    “Stefan?” The boot had stopped kicking now, and the shadow had retired. Now Stefan could move, and he scuttled over to where his Papa was sprawled on the floor. No one else had moved to help, or even seemed to notice. People just like him and Papa sat or lay about, exhausted and weak just the same, but no-one would do anything. “Stefan,” Papa repeated quietly through the tears so quietly, “It's time to go. I'm so sorry.”
    Papa brought his head level to Stefan and looked at him square on.
    “I love you so much.”

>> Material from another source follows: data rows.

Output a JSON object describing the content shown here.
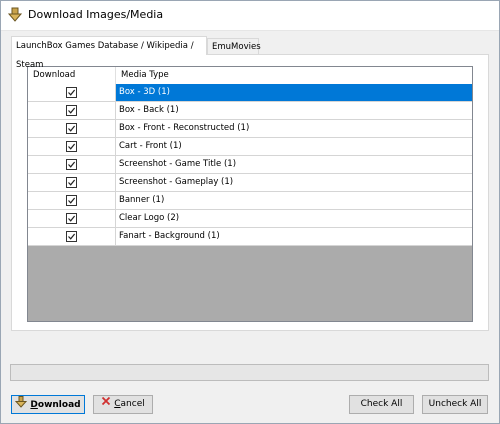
{
  "window": {
    "title": "Download Images/Media",
    "icon": "download-arrow-icon"
  },
  "tabs": [
    {
      "label": "LaunchBox Games Database / Wikipedia / Steam",
      "active": true
    },
    {
      "label": "EmuMovies",
      "active": false
    }
  ],
  "grid": {
    "columns": [
      "Download",
      "Media Type"
    ],
    "rows": [
      {
        "checked": true,
        "name": "Box - 3D (1)",
        "selected": true
      },
      {
        "checked": true,
        "name": "Box - Back (1)",
        "selected": false
      },
      {
        "checked": true,
        "name": "Box - Front - Reconstructed (1)",
        "selected": false
      },
      {
        "checked": true,
        "name": "Cart - Front (1)",
        "selected": false
      },
      {
        "checked": true,
        "name": "Screenshot - Game Title (1)",
        "selected": false
      },
      {
        "checked": true,
        "name": "Screenshot - Gameplay (1)",
        "selected": false
      },
      {
        "checked": true,
        "name": "Banner (1)",
        "selected": false
      },
      {
        "checked": true,
        "name": "Clear Logo (2)",
        "selected": false
      },
      {
        "checked": true,
        "name": "Fanart - Background (1)",
        "selected": false
      }
    ]
  },
  "buttons": {
    "download_first": "D",
    "download_rest": "ownload",
    "cancel_first": "C",
    "cancel_rest": "ancel",
    "check_all": "Check All",
    "uncheck_all": "Uncheck All"
  },
  "colors": {
    "selection": "#0078d7",
    "grid_empty": "#ababab",
    "accent_border": "#0078d7"
  }
}
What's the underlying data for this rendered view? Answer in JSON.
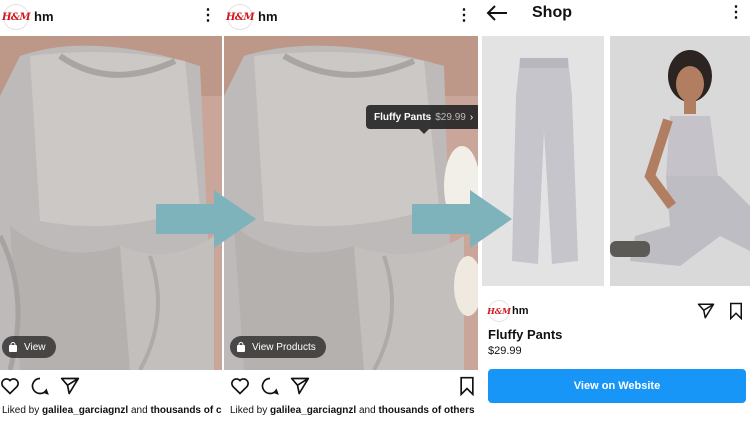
{
  "post_left": {
    "username": "hm",
    "logo_text": "H&M",
    "view_pill": "View",
    "likes_prefix": "Liked by ",
    "likes_user": "galilea_garciagnzl",
    "likes_suffix": " and ",
    "likes_rest": "thousands of c"
  },
  "post_right": {
    "username": "hm",
    "logo_text": "H&M",
    "tag_name": "Fluffy Pants",
    "tag_price": "$29.99",
    "tag_chevron": "›",
    "view_products_pill": "View Products",
    "likes_prefix": "Liked by ",
    "likes_user": "galilea_garciagnzl",
    "likes_suffix": " and ",
    "likes_rest": "thousands of others"
  },
  "shop": {
    "title": "Shop",
    "username": "hm",
    "logo_text": "H&M",
    "product_name": "Fluffy Pants",
    "product_price": "$29.99",
    "cta": "View on Website"
  },
  "icons": [
    "kebab-menu-icon",
    "heart-icon",
    "comment-icon",
    "send-icon",
    "bookmark-icon",
    "back-arrow-icon",
    "shopping-bag-icon"
  ],
  "colors": {
    "accent": "#1796f8",
    "brand": "#d3141c",
    "arrow": "#7fb3bc"
  }
}
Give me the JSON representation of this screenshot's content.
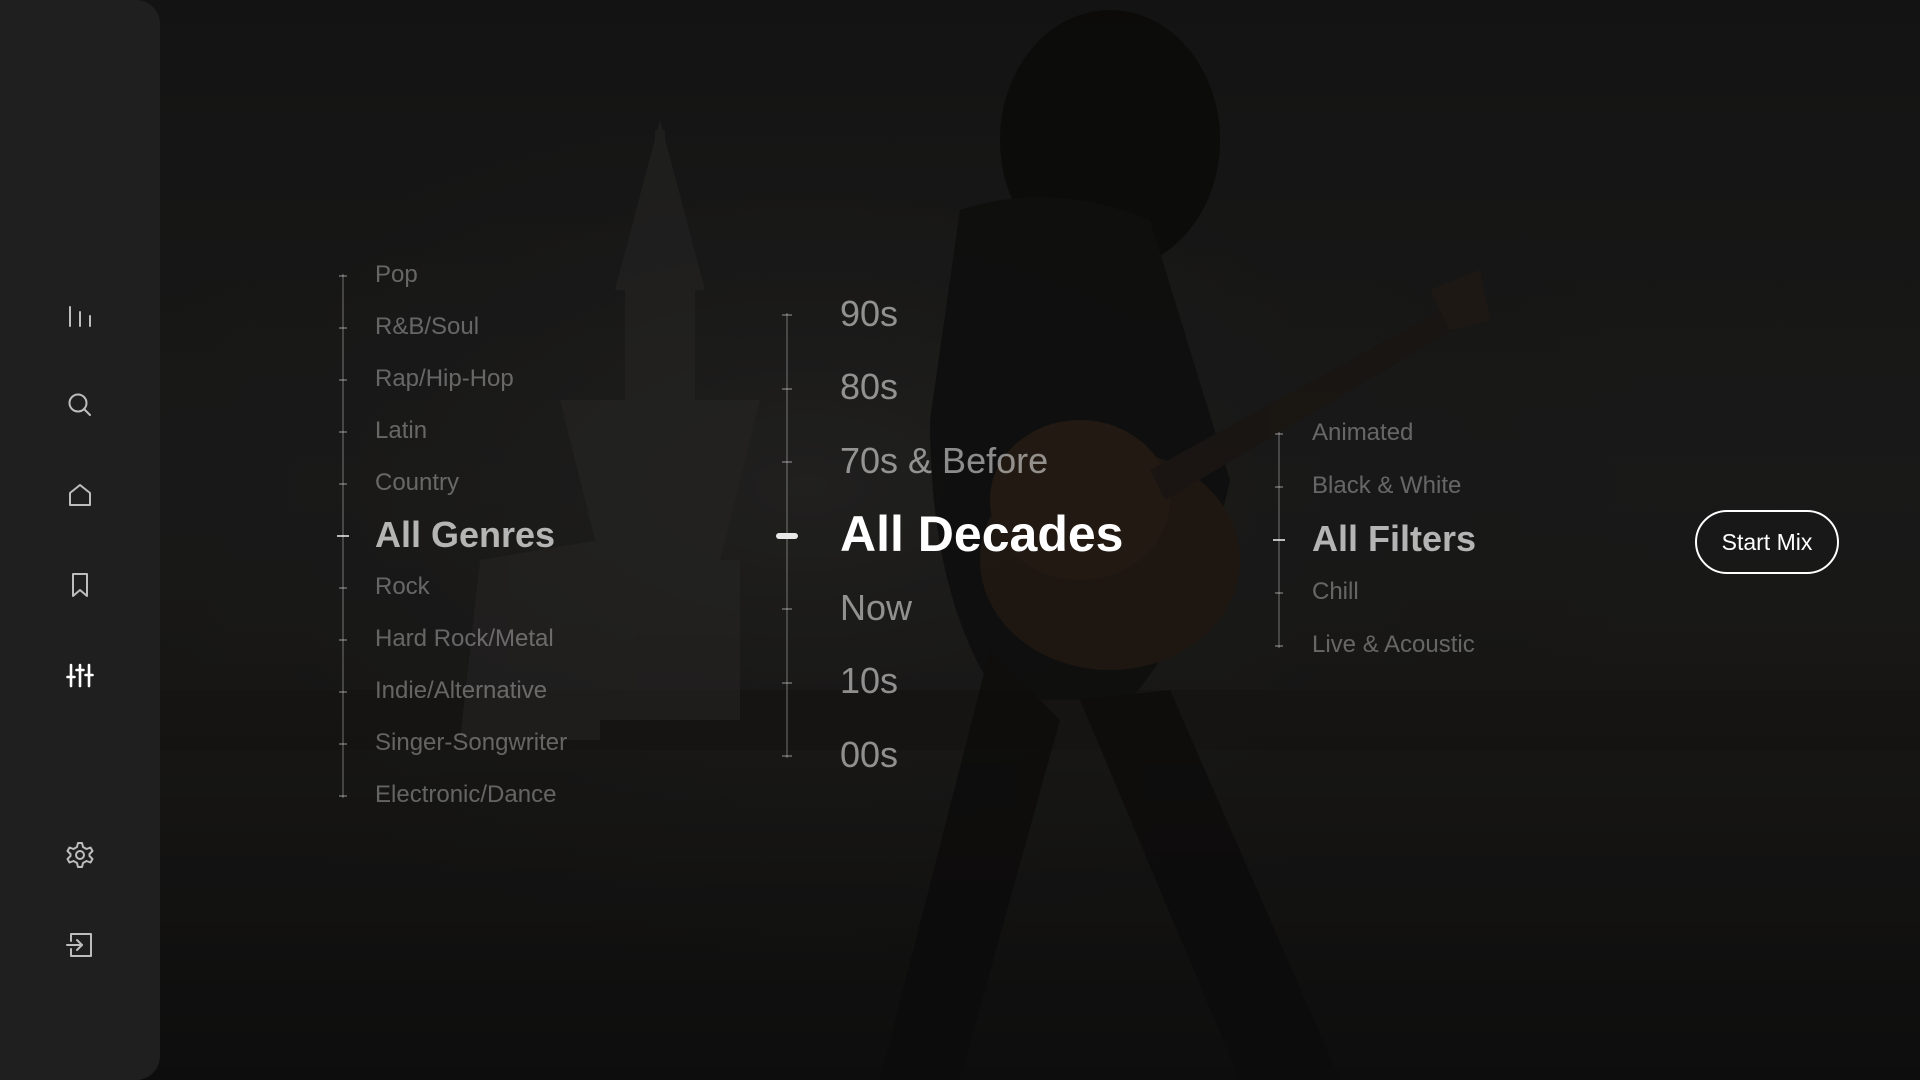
{
  "sidebar": {
    "items": [
      {
        "icon": "equalizer-bars-icon"
      },
      {
        "icon": "search-icon"
      },
      {
        "icon": "home-icon"
      },
      {
        "icon": "bookmark-icon"
      },
      {
        "icon": "mixer-sliders-icon",
        "active": true
      },
      {
        "icon": "gear-icon"
      },
      {
        "icon": "sign-in-icon"
      }
    ]
  },
  "genres": {
    "options": [
      "Pop",
      "R&B/Soul",
      "Rap/Hip-Hop",
      "Latin",
      "Country",
      "All Genres",
      "Rock",
      "Hard Rock/Metal",
      "Indie/Alternative",
      "Singer-Songwriter",
      "Electronic/Dance"
    ],
    "selected": "All Genres"
  },
  "decades": {
    "options": [
      "90s",
      "80s",
      "70s & Before",
      "All Decades",
      "Now",
      "10s",
      "00s"
    ],
    "selected": "All Decades"
  },
  "filters": {
    "options": [
      "Animated",
      "Black & White",
      "All Filters",
      "Chill",
      "Live & Acoustic"
    ],
    "selected": "All Filters"
  },
  "start_button": {
    "label": "Start Mix"
  },
  "colors": {
    "sidebar_bg": "#1f1f1f",
    "selected_text": "#ffffff",
    "unselected_text": "#5a5a5a"
  }
}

    Stefan clung to his Papa and begged for time to go backwards. The older man breathed heavily into the nape of his neck as they hugged each other, but the train carried on clattering and the dust carried on swirling. Then without warning Stefan felt himself shoved towards the hole and he was through and then he was flying through the air, and the sun blazed hot on his skin again. As he rolled into the cool soft grass at the side of the track he turned and saw Papa's face disappear into the darkness, eyes sparkling like before.
    Papa, Stefan mouthed, I love you.

1 comment:

  1. I think this is my favourite of your stories so far. It is more my kind of story! Language is good and allows the mind to picture it all.